While many firms increasingly go public with a dual-class structure, they may adopt ‘sunset’ provisions that specify the circumstances under which the dual-class structure terminates and is replaced by a single class of shares with no superior voting rights. Sunset provisions substantially limit founders’ control over the firm and therefore the agency costs associated with dual-class structures. We document and classify the main types of sunsets in each dual-class IPO based on the event that triggers the conversion into a single class firm. The recent debate over sunsets has focused on ‘time sunsets’, which provide that the conversion into a single-class firm occurs at a pre-determined time, such as five years after the IPO. Opponents of dual-class structures have specifically suggested that all dual-class firms adopt time sunsets to ensure that there is an end to controllers’ superior voting rights. We document a general trend of firms becoming more likely to adopt all forms of sunsets in the latter part of our sample period. We further find that time sunsets are more likely to be included in VC-backed IPOs of dual-class firms, and less so in other IPOs. However, despite a growing trend of dual-class firms adopting such provisions, as shown in Figure 2, this trend is substantially weaker for founder-controlled firms. By again exploiting the introduction of cloud computing, we show evidence suggesting that when founders’ bargaining power is stronger, dual-class firms are less likely to adopt time sunsets.
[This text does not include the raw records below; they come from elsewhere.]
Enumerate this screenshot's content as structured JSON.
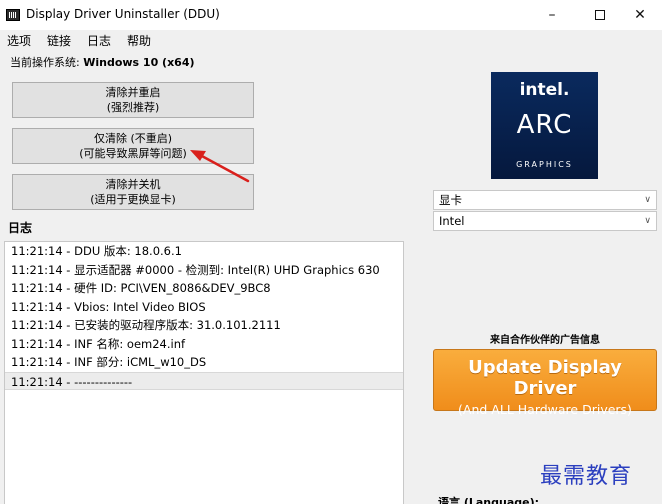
{
  "window": {
    "title": "Display Driver Uninstaller (DDU)",
    "minimize": "–",
    "close": "✕"
  },
  "menu": [
    "选项",
    "链接",
    "日志",
    "帮助"
  ],
  "os": {
    "label": "当前操作系统:",
    "value": "Windows 10 (x64)"
  },
  "actions": [
    {
      "line1": "清除并重启",
      "line2": "(强烈推荐)"
    },
    {
      "line1": "仅清除 (不重启)",
      "line2": "(可能导致黑屏等问题)"
    },
    {
      "line1": "清除并关机",
      "line2": "(适用于更换显卡)"
    }
  ],
  "log": {
    "label": "日志",
    "rows": [
      "11:21:14 - DDU 版本: 18.0.6.1",
      "11:21:14 - 显示适配器 #0000 - 检测到: Intel(R) UHD Graphics 630",
      "11:21:14 - 硬件 ID: PCI\\VEN_8086&DEV_9BC8",
      "11:21:14 - Vbios: Intel Video BIOS",
      "11:21:14 - 已安装的驱动程序版本: 31.0.101.2111",
      "11:21:14 - INF 名称: oem24.inf",
      "11:21:14 - INF 部分: iCML_w10_DS",
      "11:21:14 - --------------"
    ]
  },
  "logo": {
    "brand": "intel.",
    "product": "ARC",
    "sub": "GRAPHICS"
  },
  "device_type": {
    "selected": "显卡"
  },
  "vendor": {
    "selected": "Intel"
  },
  "ad": {
    "caption": "来自合作伙伴的广告信息",
    "line1": "Update Display Driver",
    "line2": "(And ALL Hardware Drivers)"
  },
  "watermark": "最需教育",
  "language_label": "语言 (Language):",
  "colors": {
    "accent_arrow": "#d9201c",
    "ad_orange": "#f5a030",
    "logo_navy": "#0a2a5e"
  }
}
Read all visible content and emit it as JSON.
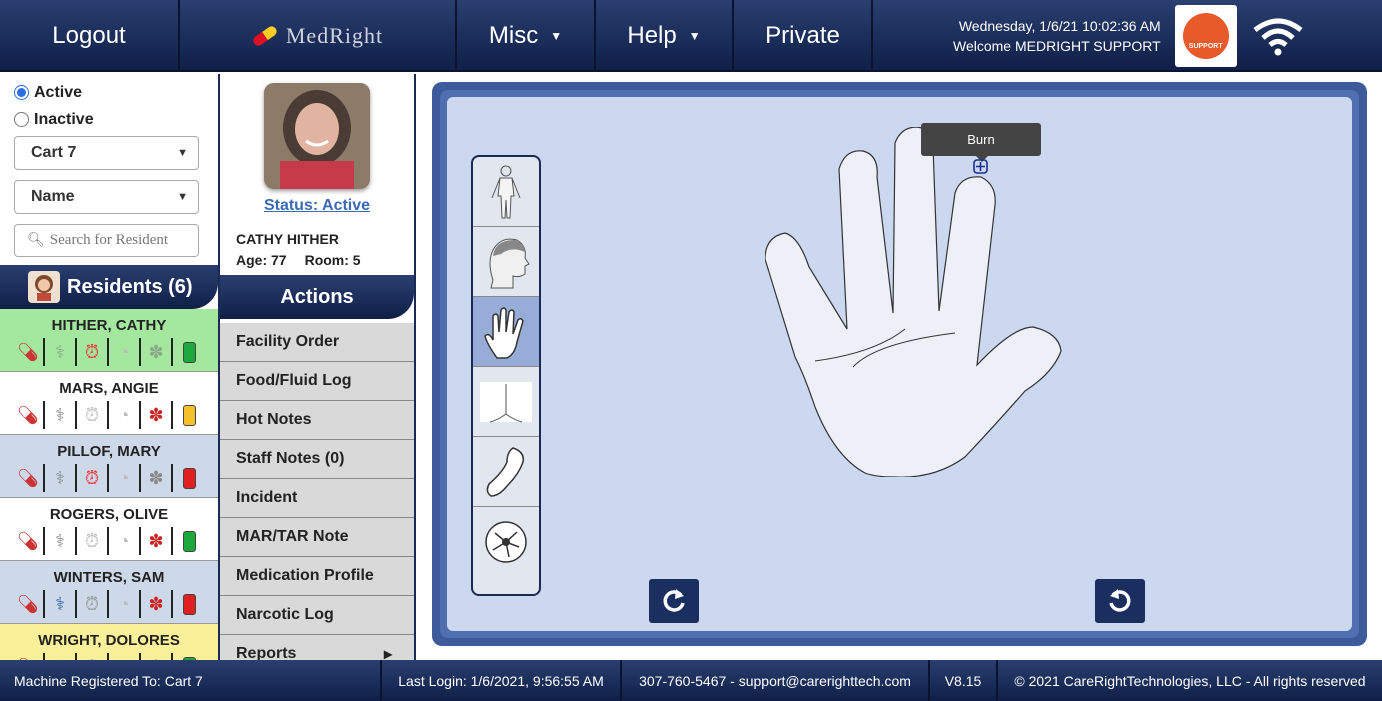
{
  "header": {
    "logout": "Logout",
    "logo": "MedRight",
    "misc": "Misc",
    "help": "Help",
    "private": "Private",
    "datetime": "Wednesday, 1/6/21 10:02:36 AM",
    "welcome": "Welcome MEDRIGHT SUPPORT",
    "support": "SUPPORT"
  },
  "filters": {
    "active": "Active",
    "inactive": "Inactive",
    "cart": "Cart 7",
    "sort": "Name",
    "search_placeholder": "Search for Resident"
  },
  "residents_header": "Residents (6)",
  "residents": [
    {
      "name": "HITHER, CATHY",
      "bg": "#a4e8a0",
      "status": "#1ca83c"
    },
    {
      "name": "MARS, ANGIE",
      "bg": "#ffffff",
      "status": "#f5c02a"
    },
    {
      "name": "PILLOF, MARY",
      "bg": "#cdd8e8",
      "status": "#e02020"
    },
    {
      "name": "ROGERS, OLIVE",
      "bg": "#ffffff",
      "status": "#1ca83c"
    },
    {
      "name": "WINTERS, SAM",
      "bg": "#cdd8e8",
      "status": "#e02020"
    },
    {
      "name": "WRIGHT, DOLORES",
      "bg": "#fbf09a",
      "status": "#1ca83c"
    }
  ],
  "patient": {
    "status": "Status: Active",
    "name": "CATHY HITHER",
    "age": "Age: 77",
    "room": "Room: 5"
  },
  "actions_header": "Actions",
  "actions": [
    "Facility Order",
    "Food/Fluid Log",
    "Hot Notes",
    "Staff Notes (0)",
    "Incident",
    "MAR/TAR Note",
    "Medication Profile",
    "Narcotic Log",
    "Reports"
  ],
  "body_map": {
    "tooltip": "Burn"
  },
  "footer": {
    "machine": "Machine Registered To: Cart 7",
    "last_login": "Last Login: 1/6/2021, 9:56:55 AM",
    "contact": "307-760-5467 - support@carerighttech.com",
    "version": "V8.15",
    "copyright": "© 2021 CareRightTechnologies, LLC - All rights reserved"
  }
}
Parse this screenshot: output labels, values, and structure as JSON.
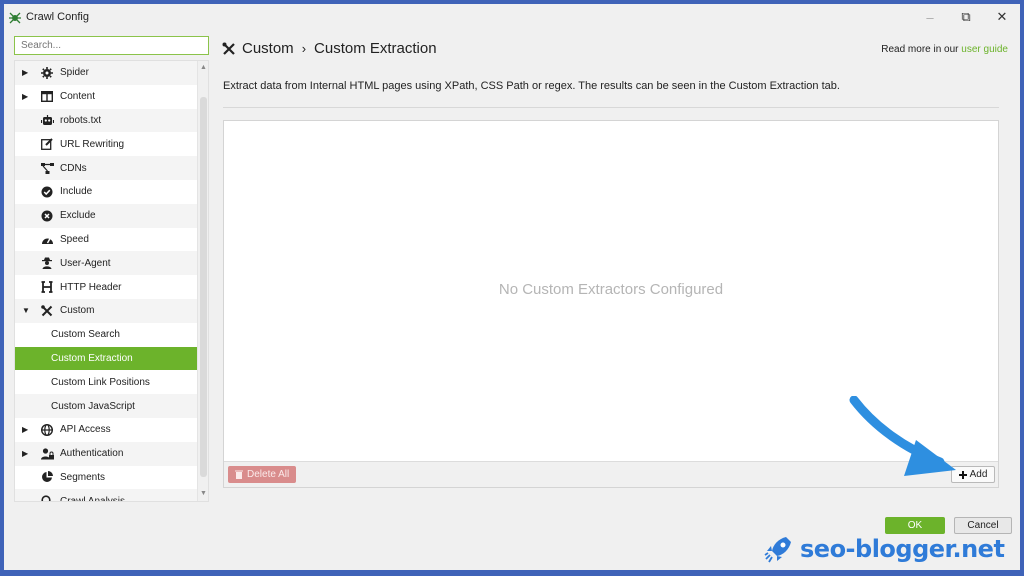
{
  "window": {
    "title": "Crawl Config",
    "controls": {
      "minimize": "–",
      "restore": "⧉",
      "close": "✕"
    }
  },
  "sidebar": {
    "search_placeholder": "Search...",
    "items": [
      {
        "label": "Spider",
        "icon": "gear-icon",
        "expandable": true,
        "expanded": false
      },
      {
        "label": "Content",
        "icon": "columns-icon",
        "expandable": true,
        "expanded": false
      },
      {
        "label": "robots.txt",
        "icon": "robot-icon",
        "expandable": false
      },
      {
        "label": "URL Rewriting",
        "icon": "edit-icon",
        "expandable": false
      },
      {
        "label": "CDNs",
        "icon": "network-icon",
        "expandable": false
      },
      {
        "label": "Include",
        "icon": "check-circle-icon",
        "expandable": false
      },
      {
        "label": "Exclude",
        "icon": "x-circle-icon",
        "expandable": false
      },
      {
        "label": "Speed",
        "icon": "speedometer-icon",
        "expandable": false
      },
      {
        "label": "User-Agent",
        "icon": "user-secret-icon",
        "expandable": false
      },
      {
        "label": "HTTP Header",
        "icon": "header-icon",
        "expandable": false
      },
      {
        "label": "Custom",
        "icon": "tools-icon",
        "expandable": true,
        "expanded": true
      },
      {
        "label": "Custom Search",
        "child": true
      },
      {
        "label": "Custom Extraction",
        "child": true,
        "selected": true
      },
      {
        "label": "Custom Link Positions",
        "child": true
      },
      {
        "label": "Custom JavaScript",
        "child": true
      },
      {
        "label": "API Access",
        "icon": "globe-icon",
        "expandable": true,
        "expanded": false
      },
      {
        "label": "Authentication",
        "icon": "user-lock-icon",
        "expandable": true,
        "expanded": false
      },
      {
        "label": "Segments",
        "icon": "pie-chart-icon",
        "expandable": false
      },
      {
        "label": "Crawl Analysis",
        "icon": "search-icon",
        "expandable": false
      }
    ]
  },
  "header": {
    "crumb_parent": "Custom",
    "crumb_separator": "›",
    "crumb_current": "Custom Extraction",
    "guide_prefix": "Read more in our",
    "guide_link": "user guide"
  },
  "main": {
    "description": "Extract data from Internal HTML pages using XPath, CSS Path or regex. The results can be seen in the Custom Extraction tab.",
    "empty_message": "No Custom Extractors Configured",
    "delete_all_label": "Delete All",
    "add_label": "Add"
  },
  "footer": {
    "ok_label": "OK",
    "cancel_label": "Cancel"
  },
  "watermark": {
    "text": "seo-blogger.net"
  },
  "colors": {
    "accent": "#6cb32b",
    "delete_button": "#d98c8c",
    "frame": "#3f63b8",
    "watermark": "#2f7bd8",
    "annotation_arrow": "#2e8fe0"
  }
}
Figure 2: The Percentage of Time Sunsets in Dual-Class IPOs over Time
Finally, our construction of different wedges’ for founders, VC firms, PE firms, directors and officers, and public shareholders allows us to provide new insights into how dual-class structures relate to IPO firm valuation. We find that the wedge for the founders is positively related to Tobin’s Q and price-to-book ratio, while no such relationship exists for other controller types. Although valuation measures increase with the founder’s wedge, they decrease with the square of the founder’s wedge. This suggests that while investors are willing to assign a higher value to a firm driven by a founder’s control or vision, they remain skeptical of IPOs where the wedge is extreme; when founders’ voting rights far exceed their economic rights, concerns over high agency costs seem to dampen valuation premiums.
Dhruv Aggarwal is a PhD student in Financial Economics at Yale University.
Ofer Eldar is Associate Professor of Law, Economics and Finance at Duke University School of Law.
Yael V. Hochberg is the Ralph S. O’Connor Professor in Entrepreneurship – Finance at Rice University - Jesse H. Jones Graduate School of Business.
Lubomir P. Litov is the Michael F. Price Professor and Associate Professor in Finance at the University of Oklahoma.